■ Given information ■

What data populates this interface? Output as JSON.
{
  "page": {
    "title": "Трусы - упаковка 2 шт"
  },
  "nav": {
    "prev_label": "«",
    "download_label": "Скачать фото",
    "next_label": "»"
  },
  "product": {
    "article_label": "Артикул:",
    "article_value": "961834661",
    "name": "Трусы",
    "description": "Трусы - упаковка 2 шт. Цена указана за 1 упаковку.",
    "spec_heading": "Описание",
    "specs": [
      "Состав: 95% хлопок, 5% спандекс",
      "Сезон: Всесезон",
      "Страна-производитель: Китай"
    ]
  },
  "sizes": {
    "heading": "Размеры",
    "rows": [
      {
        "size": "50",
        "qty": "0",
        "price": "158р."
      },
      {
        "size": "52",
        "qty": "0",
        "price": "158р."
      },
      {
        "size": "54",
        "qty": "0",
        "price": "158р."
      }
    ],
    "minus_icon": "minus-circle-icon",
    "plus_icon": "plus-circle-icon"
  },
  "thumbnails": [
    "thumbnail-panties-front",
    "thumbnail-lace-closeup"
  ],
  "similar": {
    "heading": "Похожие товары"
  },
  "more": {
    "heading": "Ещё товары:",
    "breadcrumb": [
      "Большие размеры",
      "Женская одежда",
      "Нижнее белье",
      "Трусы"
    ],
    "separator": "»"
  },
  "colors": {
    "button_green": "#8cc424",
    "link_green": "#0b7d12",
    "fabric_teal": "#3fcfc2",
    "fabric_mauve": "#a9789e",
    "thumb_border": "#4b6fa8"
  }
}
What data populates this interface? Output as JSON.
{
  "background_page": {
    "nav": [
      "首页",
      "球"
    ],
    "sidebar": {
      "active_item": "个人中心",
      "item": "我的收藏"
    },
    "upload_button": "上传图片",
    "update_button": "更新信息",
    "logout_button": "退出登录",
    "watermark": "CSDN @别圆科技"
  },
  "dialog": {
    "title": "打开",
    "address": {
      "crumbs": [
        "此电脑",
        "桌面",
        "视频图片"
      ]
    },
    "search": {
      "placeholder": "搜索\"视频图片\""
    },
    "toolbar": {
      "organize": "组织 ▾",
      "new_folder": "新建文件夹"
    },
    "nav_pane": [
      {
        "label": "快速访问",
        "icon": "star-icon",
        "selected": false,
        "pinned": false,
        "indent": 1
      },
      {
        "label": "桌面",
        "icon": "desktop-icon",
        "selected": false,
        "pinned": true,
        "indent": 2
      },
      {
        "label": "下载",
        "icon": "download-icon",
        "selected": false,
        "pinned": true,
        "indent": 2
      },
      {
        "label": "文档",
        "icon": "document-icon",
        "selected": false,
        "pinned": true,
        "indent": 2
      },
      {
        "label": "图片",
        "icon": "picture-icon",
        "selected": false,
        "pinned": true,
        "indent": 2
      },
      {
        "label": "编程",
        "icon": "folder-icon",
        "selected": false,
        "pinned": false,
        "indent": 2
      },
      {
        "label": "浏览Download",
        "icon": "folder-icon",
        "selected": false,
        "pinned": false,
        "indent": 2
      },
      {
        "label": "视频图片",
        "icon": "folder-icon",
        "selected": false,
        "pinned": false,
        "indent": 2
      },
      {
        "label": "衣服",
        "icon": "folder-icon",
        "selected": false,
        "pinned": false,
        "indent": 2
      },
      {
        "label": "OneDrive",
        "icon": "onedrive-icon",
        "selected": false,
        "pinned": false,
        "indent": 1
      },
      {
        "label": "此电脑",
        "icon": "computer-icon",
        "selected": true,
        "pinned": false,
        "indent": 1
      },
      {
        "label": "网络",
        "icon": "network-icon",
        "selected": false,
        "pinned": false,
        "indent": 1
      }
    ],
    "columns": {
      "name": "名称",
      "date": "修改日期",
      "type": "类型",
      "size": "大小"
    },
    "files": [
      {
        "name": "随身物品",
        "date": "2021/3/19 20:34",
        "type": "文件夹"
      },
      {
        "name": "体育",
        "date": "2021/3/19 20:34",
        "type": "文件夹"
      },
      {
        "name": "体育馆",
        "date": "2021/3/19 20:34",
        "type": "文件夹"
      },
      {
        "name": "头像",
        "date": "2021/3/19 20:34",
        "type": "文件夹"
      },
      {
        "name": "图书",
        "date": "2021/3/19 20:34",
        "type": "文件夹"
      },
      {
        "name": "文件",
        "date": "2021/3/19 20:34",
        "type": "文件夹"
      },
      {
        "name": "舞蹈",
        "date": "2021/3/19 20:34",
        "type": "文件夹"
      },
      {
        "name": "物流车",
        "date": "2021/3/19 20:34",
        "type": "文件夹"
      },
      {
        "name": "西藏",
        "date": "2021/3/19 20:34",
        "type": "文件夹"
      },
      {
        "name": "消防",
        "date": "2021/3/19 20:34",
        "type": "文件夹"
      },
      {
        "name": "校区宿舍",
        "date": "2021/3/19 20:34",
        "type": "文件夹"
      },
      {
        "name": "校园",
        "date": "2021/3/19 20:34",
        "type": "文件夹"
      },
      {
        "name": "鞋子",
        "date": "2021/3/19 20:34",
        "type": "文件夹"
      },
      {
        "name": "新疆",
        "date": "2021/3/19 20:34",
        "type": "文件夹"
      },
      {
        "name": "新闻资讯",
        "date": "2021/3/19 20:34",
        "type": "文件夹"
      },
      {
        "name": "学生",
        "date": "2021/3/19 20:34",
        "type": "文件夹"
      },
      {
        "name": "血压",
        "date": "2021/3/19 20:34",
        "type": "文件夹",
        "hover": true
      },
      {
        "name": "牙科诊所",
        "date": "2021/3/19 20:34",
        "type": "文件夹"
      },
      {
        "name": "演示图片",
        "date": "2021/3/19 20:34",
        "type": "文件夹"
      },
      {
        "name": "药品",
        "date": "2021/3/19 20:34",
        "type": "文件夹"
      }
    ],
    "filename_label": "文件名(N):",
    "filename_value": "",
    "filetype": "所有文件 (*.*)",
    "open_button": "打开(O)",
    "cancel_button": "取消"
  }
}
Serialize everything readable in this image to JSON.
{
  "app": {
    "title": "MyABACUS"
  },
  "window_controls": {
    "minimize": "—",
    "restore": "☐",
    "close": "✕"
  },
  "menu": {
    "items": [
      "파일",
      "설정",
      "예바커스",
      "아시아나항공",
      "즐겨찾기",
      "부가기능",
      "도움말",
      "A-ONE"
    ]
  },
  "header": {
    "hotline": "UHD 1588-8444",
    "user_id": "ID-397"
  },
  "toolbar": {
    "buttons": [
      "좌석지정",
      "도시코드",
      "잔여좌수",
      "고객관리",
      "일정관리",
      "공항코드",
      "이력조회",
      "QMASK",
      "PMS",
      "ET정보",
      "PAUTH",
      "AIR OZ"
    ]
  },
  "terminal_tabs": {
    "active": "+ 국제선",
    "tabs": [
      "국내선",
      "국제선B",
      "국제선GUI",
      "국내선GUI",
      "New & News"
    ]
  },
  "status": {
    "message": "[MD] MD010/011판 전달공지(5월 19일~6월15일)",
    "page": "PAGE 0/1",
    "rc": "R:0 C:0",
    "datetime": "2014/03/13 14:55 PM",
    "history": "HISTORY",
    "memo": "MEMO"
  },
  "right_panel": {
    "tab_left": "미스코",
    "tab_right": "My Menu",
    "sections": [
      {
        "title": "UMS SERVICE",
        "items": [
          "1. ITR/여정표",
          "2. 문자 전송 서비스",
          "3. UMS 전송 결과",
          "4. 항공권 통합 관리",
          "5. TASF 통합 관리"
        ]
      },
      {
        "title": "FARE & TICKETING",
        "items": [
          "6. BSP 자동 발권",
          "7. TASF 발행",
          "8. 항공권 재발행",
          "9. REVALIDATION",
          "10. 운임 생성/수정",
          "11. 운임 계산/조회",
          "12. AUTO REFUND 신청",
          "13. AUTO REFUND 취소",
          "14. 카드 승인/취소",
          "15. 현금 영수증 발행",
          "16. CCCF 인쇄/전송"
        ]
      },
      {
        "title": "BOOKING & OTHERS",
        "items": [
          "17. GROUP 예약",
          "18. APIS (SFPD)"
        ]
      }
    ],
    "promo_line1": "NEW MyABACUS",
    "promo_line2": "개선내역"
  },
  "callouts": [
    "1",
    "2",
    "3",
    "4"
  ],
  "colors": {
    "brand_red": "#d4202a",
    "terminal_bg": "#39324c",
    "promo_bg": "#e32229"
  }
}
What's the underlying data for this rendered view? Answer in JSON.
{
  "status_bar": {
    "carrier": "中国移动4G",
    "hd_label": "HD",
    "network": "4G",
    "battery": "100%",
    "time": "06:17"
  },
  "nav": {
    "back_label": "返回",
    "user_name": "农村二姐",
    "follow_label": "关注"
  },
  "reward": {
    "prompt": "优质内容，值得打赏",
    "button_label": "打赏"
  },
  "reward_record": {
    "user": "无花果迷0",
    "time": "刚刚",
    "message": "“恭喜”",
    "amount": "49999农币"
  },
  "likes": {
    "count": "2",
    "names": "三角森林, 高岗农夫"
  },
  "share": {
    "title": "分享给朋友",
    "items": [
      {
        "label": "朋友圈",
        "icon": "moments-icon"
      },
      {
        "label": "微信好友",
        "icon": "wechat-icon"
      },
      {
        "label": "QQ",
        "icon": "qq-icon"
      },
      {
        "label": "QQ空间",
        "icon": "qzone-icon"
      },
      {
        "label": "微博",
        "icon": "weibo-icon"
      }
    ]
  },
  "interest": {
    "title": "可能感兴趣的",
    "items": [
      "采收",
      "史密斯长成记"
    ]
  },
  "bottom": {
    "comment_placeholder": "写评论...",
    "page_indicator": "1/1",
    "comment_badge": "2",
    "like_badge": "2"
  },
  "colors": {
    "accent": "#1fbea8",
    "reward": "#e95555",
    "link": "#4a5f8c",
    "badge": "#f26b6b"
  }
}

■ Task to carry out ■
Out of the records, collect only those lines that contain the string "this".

■ Exercise solution ■
What data populates this interface? Output as JSON.
What data populates this interface? Output as JSON.
Serialize everything readable in this image to JSON.
What's the underlying data for this rendered view? Answer in JSON.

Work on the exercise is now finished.